• **ASSIGNMENT**: Images do not belong in the copy. Retype the entries exactly.

• **THE RECORDS**:
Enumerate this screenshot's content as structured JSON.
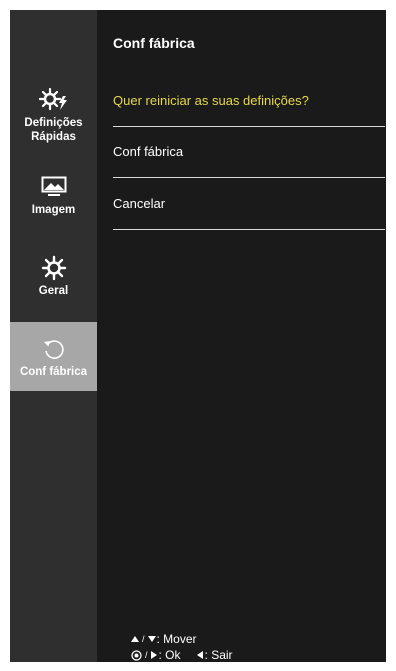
{
  "sidebar": {
    "items": [
      {
        "label_line1": "Definições",
        "label_line2": "Rápidas",
        "icon": "quick-settings-gear-icon"
      },
      {
        "label": "Imagem",
        "icon": "picture-icon"
      },
      {
        "label": "Geral",
        "icon": "gear-icon"
      },
      {
        "label": "Conf fábrica",
        "icon": "reset-icon",
        "active": true
      }
    ]
  },
  "panel": {
    "title": "Conf fábrica",
    "question": "Quer reiniciar as suas definições?",
    "options": [
      "Conf fábrica",
      "Cancelar"
    ]
  },
  "hints": {
    "move_sep": "/",
    "move_label": ": Mover",
    "ok_sep": "/",
    "ok_label": ": Ok",
    "exit_label": ": Sair"
  },
  "colors": {
    "osd_bg": "#1b1a1a",
    "sidebar_bg": "#2f2f2f",
    "active_bg": "#a7a7a7",
    "question_text": "#e6d84a"
  }
}
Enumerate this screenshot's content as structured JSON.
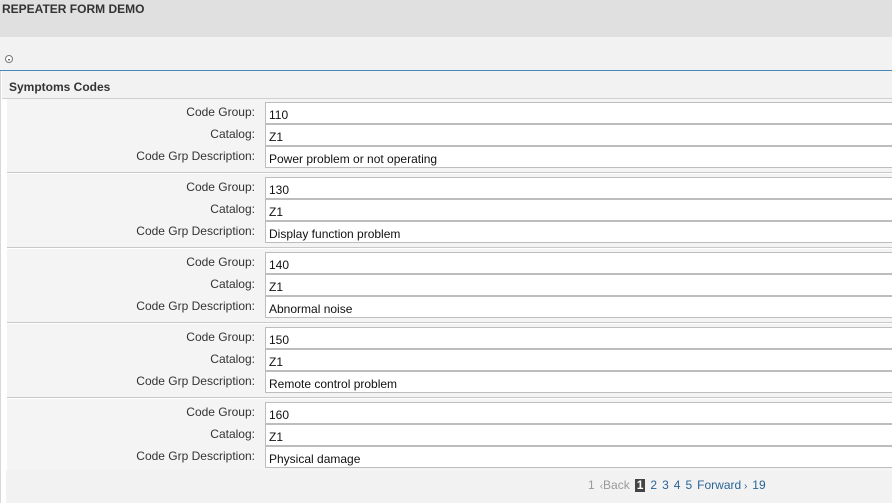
{
  "window": {
    "title": "REPEATER FORM DEMO"
  },
  "section": {
    "title": "Symptoms Codes"
  },
  "labels": {
    "code_group": "Code Group:",
    "catalog": "Catalog:",
    "description": "Code Grp Description:"
  },
  "records": [
    {
      "code_group": "110",
      "catalog": "Z1",
      "description": "Power problem or not operating"
    },
    {
      "code_group": "130",
      "catalog": "Z1",
      "description": "Display function problem"
    },
    {
      "code_group": "140",
      "catalog": "Z1",
      "description": "Abnormal noise"
    },
    {
      "code_group": "150",
      "catalog": "Z1",
      "description": "Remote control problem"
    },
    {
      "code_group": "160",
      "catalog": "Z1",
      "description": "Physical damage"
    }
  ],
  "pager": {
    "first": "1",
    "back": "Back",
    "current": "1",
    "pages": [
      "2",
      "3",
      "4",
      "5"
    ],
    "forward": "Forward",
    "last": "19"
  }
}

• **RESPONSE AREA**:
Enumerate this screenshot's content as structured JSON.
{
  "sidebar": {
    "items": [
      {
        "label_line1": "Definições",
        "label_line2": "Rápidas",
        "icon": "quick-settings-gear-icon"
      },
      {
        "label": "Imagem",
        "icon": "picture-icon"
      },
      {
        "label": "Geral",
        "icon": "gear-icon"
      },
      {
        "label": "Conf fábrica",
        "icon": "reset-icon",
        "active": true
      }
    ]
  },
  "panel": {
    "title": "Conf fábrica",
    "question": "Quer reiniciar as suas definições?",
    "options": [
      "Conf fábrica",
      "Cancelar"
    ]
  },
  "hints": {
    "move_sep": "/",
    "move_label": ": Mover",
    "ok_sep": "/",
    "ok_label": ": Ok",
    "exit_label": ": Sair"
  },
  "colors": {
    "osd_bg": "#1b1a1a",
    "sidebar_bg": "#2f2f2f",
    "active_bg": "#a7a7a7",
    "question_text": "#e6d84a"
  }
}
Enumerate this screenshot's content as structured JSON.
{
  "window": {
    "title": "REPEATER FORM DEMO"
  },
  "section": {
    "title": "Symptoms Codes"
  },
  "labels": {
    "code_group": "Code Group:",
    "catalog": "Catalog:",
    "description": "Code Grp Description:"
  },
  "records": [
    {
      "code_group": "110",
      "catalog": "Z1",
      "description": "Power problem or not operating"
    },
    {
      "code_group": "130",
      "catalog": "Z1",
      "description": "Display function problem"
    },
    {
      "code_group": "140",
      "catalog": "Z1",
      "description": "Abnormal noise"
    },
    {
      "code_group": "150",
      "catalog": "Z1",
      "description": "Remote control problem"
    },
    {
      "code_group": "160",
      "catalog": "Z1",
      "description": "Physical damage"
    }
  ],
  "pager": {
    "first": "1",
    "back": "Back",
    "current": "1",
    "pages": [
      "2",
      "3",
      "4",
      "5"
    ],
    "forward": "Forward",
    "last": "19"
  }
}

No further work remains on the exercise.